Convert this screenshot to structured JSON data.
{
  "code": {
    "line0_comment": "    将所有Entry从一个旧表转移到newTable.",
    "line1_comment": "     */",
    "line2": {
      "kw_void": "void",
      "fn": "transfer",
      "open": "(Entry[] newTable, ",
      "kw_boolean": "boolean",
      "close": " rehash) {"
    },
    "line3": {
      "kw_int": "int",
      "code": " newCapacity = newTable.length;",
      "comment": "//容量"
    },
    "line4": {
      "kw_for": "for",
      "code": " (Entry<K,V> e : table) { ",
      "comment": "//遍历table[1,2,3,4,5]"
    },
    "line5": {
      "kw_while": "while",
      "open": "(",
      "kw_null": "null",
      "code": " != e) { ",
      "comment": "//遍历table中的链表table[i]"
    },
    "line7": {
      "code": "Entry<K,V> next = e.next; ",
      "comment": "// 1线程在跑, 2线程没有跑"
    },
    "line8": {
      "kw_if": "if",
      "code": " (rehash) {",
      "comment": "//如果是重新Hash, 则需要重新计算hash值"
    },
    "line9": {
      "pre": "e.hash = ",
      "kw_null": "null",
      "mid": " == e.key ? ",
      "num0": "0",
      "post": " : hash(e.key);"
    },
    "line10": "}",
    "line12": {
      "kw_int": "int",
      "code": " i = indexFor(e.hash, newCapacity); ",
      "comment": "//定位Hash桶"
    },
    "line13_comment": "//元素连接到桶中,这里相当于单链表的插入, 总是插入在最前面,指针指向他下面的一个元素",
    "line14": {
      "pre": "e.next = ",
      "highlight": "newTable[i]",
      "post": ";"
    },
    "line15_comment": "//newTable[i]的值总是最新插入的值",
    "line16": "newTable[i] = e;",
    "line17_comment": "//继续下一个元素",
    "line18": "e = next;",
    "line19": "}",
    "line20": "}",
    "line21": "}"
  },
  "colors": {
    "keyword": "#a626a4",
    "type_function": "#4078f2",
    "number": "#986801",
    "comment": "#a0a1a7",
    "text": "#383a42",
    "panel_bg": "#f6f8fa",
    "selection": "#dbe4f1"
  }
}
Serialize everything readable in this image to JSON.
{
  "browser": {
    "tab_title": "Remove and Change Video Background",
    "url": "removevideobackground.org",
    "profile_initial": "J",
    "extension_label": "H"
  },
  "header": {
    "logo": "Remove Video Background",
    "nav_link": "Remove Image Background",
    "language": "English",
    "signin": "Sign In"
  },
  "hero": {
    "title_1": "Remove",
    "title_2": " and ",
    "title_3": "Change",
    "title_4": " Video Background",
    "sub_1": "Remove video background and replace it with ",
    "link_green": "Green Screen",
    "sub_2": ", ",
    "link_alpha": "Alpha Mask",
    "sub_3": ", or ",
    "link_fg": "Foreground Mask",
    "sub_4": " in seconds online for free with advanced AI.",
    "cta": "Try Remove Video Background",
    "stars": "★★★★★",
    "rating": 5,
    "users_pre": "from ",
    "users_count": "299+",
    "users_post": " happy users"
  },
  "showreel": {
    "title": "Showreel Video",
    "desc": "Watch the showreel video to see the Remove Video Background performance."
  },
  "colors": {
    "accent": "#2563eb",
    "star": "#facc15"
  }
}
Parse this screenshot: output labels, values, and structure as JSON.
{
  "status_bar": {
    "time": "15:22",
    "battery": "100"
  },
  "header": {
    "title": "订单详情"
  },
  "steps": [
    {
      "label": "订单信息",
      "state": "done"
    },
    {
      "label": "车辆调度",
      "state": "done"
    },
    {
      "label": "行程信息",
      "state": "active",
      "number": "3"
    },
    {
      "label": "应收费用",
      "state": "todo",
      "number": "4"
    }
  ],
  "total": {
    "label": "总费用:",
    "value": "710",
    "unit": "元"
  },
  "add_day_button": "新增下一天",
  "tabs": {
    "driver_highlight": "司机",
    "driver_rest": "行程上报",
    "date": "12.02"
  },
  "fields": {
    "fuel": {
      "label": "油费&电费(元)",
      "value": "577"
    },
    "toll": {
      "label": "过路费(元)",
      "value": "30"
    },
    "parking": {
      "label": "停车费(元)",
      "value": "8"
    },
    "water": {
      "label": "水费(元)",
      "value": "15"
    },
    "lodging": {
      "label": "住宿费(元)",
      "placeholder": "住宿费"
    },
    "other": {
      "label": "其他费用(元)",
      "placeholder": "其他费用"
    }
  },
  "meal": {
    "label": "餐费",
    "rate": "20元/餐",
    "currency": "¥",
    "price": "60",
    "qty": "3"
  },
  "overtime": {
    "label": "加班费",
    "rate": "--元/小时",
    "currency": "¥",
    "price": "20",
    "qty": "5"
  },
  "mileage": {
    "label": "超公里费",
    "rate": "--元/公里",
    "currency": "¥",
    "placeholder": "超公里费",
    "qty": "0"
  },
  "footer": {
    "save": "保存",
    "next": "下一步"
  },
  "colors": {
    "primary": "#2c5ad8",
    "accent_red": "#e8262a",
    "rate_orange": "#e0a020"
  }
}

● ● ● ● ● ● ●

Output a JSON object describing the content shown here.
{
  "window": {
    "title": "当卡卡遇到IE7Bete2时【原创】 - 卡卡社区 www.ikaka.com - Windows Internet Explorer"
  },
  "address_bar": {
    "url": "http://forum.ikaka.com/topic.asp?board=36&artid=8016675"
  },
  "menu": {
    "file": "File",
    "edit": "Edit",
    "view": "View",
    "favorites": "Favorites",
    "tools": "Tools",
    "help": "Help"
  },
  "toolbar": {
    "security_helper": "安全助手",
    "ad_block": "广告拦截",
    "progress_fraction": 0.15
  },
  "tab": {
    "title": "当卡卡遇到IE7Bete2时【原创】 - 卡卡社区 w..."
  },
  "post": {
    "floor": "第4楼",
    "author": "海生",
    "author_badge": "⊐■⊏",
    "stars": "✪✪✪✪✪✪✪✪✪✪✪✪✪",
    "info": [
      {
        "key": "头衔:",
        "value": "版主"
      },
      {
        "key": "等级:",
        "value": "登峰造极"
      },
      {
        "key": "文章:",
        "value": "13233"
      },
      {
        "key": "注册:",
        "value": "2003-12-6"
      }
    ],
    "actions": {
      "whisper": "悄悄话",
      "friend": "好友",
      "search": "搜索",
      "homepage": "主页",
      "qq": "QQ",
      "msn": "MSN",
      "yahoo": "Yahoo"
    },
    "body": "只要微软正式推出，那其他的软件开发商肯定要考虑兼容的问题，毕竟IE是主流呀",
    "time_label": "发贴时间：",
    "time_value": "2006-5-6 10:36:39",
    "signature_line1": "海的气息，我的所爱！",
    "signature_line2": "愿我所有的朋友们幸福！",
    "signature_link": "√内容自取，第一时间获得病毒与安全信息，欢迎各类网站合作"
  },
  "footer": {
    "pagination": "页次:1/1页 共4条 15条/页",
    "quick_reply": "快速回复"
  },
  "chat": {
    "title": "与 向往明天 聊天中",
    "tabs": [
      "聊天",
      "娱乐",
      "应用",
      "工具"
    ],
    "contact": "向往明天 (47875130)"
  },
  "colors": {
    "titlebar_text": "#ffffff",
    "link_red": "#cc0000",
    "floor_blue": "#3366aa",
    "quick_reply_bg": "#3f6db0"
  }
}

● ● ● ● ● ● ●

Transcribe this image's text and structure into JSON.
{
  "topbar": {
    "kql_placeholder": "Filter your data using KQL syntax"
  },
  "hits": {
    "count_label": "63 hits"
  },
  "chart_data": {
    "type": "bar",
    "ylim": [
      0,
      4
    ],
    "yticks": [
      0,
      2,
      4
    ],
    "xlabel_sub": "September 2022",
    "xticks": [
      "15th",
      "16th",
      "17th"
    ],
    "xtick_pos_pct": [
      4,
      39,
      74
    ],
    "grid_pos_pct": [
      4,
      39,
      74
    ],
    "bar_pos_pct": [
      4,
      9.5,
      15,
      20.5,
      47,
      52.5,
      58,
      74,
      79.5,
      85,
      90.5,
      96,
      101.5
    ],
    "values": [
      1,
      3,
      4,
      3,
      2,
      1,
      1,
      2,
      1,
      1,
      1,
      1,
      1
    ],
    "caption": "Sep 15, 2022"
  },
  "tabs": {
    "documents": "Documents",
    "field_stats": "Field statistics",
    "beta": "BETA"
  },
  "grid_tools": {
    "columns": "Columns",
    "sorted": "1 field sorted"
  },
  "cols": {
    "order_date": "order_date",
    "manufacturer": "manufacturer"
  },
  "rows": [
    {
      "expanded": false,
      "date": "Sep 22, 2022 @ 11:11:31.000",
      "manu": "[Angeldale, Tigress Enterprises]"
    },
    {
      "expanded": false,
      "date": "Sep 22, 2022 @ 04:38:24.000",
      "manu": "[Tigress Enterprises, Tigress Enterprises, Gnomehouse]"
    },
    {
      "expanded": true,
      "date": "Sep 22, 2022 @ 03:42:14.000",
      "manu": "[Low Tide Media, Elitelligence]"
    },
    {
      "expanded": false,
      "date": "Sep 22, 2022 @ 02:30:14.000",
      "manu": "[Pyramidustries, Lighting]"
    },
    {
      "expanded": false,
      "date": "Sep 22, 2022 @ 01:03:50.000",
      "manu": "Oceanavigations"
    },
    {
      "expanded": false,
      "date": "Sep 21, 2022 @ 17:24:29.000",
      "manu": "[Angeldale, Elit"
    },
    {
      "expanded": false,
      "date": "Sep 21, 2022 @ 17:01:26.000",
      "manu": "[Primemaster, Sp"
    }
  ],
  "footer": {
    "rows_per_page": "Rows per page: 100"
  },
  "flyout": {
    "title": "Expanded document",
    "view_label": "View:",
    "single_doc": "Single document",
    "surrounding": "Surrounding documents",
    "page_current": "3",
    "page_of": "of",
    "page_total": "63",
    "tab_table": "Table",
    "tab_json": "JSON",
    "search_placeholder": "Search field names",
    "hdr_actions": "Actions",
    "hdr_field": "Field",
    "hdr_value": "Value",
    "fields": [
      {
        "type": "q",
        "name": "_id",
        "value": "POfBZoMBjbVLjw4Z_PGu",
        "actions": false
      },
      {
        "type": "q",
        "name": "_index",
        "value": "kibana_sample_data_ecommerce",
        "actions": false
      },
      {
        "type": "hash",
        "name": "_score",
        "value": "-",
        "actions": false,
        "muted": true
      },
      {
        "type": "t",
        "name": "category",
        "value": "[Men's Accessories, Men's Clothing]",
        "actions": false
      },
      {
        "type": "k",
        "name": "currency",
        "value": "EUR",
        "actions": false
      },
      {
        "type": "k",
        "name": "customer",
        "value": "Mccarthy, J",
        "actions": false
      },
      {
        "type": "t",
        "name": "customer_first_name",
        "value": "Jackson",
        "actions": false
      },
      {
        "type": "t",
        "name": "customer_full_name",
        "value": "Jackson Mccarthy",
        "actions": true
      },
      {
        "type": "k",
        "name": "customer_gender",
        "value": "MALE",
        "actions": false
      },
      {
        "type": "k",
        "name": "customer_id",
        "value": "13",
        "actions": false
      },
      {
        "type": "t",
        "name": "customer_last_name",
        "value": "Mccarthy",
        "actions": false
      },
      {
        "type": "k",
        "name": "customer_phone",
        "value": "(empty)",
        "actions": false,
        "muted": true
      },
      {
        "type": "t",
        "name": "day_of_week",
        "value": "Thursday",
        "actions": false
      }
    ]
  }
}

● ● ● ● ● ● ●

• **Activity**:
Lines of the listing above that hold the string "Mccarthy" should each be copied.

• **The answer**:
        "value": "Mccarthy, J",
        "value": "Jackson Mccarthy",
        "value": "Mccarthy",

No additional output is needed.